**Task brief**
Reply solely with the number of lines, in the records underneath, that include the word "source".
»»
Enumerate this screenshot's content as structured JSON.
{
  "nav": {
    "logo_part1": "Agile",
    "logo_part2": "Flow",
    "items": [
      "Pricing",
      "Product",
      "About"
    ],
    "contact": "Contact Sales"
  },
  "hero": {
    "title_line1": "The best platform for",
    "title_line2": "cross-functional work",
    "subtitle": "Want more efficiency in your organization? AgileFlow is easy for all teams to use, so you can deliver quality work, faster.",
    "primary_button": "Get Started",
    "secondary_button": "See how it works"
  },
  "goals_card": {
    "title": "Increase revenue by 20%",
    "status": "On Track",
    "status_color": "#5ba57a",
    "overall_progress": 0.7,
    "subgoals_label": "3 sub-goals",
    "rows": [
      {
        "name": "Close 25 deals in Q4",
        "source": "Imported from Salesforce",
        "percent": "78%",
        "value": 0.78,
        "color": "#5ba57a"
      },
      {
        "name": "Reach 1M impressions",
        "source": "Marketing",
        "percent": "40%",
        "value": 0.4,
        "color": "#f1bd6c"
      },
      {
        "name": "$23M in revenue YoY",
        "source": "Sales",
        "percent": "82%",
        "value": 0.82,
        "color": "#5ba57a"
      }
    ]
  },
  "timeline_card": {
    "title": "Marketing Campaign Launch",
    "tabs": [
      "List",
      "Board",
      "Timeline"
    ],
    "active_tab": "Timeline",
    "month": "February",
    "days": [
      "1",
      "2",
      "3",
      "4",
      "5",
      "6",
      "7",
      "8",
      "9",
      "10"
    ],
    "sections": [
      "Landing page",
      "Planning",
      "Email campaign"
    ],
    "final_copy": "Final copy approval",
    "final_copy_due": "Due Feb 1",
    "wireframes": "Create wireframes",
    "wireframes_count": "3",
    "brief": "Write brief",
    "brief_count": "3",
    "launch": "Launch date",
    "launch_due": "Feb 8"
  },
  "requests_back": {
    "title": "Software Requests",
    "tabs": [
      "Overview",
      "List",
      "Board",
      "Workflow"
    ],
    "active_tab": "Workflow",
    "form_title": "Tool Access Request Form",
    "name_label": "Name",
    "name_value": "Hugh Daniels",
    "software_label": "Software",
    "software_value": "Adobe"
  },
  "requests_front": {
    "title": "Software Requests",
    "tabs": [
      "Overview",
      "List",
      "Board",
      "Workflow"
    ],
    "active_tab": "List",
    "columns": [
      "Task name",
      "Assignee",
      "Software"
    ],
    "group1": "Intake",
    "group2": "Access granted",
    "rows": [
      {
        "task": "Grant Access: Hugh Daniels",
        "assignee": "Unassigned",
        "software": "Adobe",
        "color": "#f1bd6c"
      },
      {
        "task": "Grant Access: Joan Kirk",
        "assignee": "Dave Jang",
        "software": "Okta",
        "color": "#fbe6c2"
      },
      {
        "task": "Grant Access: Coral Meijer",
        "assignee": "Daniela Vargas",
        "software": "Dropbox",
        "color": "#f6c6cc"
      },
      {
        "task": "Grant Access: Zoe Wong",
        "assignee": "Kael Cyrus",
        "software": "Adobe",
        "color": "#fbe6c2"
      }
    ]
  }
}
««
**Task response**
3